Segment Start: SOURCE DATA
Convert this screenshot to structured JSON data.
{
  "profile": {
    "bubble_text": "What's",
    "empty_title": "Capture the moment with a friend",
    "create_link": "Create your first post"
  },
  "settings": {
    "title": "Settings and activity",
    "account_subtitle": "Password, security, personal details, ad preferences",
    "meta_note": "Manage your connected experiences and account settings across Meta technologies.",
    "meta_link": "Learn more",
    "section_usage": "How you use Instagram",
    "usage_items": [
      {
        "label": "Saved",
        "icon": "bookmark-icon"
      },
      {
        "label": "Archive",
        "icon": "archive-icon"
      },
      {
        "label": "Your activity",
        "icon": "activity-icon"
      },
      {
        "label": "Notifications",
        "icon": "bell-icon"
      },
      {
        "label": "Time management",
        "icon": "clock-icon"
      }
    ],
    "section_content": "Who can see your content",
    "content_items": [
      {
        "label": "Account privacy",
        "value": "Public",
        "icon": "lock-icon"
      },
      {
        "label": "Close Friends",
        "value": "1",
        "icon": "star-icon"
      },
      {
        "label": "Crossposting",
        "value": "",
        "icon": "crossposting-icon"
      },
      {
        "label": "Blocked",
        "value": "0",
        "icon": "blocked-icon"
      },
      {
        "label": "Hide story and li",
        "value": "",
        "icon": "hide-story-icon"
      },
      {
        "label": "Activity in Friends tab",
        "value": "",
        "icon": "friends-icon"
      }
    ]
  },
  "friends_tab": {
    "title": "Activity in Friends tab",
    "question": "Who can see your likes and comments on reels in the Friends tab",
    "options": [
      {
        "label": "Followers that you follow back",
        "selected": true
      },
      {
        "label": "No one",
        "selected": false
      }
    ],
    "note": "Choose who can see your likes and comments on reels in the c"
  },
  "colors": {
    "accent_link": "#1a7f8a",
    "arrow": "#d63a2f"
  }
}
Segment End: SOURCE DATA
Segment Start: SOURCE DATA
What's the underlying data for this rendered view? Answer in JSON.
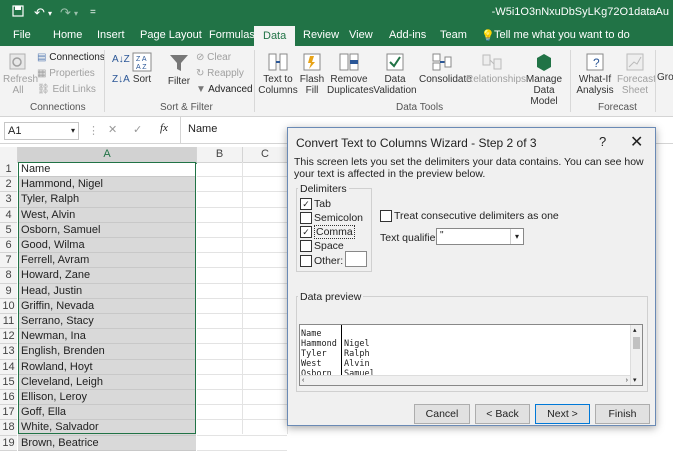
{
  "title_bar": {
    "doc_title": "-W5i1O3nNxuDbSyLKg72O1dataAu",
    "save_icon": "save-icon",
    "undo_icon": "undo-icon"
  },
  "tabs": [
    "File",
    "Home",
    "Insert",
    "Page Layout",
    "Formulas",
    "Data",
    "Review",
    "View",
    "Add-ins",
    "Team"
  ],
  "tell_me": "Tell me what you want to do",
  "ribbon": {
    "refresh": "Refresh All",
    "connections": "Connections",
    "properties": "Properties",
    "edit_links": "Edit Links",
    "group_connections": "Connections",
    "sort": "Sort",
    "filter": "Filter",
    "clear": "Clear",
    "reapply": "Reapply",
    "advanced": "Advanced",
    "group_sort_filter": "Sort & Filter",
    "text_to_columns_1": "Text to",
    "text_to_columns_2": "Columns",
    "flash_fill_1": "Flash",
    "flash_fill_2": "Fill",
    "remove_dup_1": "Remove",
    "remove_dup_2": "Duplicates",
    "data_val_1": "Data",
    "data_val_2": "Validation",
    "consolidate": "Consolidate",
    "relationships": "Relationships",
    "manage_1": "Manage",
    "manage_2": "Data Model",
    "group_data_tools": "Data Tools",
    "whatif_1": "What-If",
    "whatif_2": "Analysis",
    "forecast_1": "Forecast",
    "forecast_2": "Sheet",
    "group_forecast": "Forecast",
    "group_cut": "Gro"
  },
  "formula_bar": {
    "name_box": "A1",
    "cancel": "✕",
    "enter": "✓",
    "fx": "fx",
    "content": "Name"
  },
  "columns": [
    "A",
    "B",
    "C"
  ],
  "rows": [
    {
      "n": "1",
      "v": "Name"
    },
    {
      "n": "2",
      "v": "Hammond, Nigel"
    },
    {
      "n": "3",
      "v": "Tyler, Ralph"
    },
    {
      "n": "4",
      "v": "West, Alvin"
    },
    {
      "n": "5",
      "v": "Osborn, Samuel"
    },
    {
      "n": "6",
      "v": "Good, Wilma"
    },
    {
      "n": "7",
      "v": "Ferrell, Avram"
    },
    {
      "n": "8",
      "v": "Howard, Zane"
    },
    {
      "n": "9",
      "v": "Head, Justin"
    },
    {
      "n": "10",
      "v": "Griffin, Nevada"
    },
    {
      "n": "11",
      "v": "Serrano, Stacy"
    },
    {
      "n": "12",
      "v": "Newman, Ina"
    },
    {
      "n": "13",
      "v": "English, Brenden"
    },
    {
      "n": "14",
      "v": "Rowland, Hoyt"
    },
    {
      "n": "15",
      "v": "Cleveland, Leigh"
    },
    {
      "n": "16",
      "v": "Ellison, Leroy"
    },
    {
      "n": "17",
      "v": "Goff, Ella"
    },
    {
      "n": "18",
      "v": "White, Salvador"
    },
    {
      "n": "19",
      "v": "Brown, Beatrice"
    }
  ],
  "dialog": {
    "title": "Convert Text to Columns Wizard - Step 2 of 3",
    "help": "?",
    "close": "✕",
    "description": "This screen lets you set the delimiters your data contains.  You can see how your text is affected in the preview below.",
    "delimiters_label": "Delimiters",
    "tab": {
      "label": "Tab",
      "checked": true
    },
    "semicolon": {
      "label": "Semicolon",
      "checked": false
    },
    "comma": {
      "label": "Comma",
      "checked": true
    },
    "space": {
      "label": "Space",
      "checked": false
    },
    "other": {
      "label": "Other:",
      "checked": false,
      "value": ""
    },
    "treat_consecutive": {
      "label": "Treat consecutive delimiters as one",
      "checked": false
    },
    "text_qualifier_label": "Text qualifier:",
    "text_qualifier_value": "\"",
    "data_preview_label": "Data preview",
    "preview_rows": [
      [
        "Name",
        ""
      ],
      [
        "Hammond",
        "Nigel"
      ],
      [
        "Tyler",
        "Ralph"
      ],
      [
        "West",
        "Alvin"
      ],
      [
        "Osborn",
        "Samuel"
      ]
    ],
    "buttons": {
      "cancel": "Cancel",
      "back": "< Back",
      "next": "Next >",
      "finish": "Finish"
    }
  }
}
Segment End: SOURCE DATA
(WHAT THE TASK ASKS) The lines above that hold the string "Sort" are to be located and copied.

(OUTPUT FOR THIS TASK)
    "sort": "Sort",
    "group_sort_filter": "Sort & Filter",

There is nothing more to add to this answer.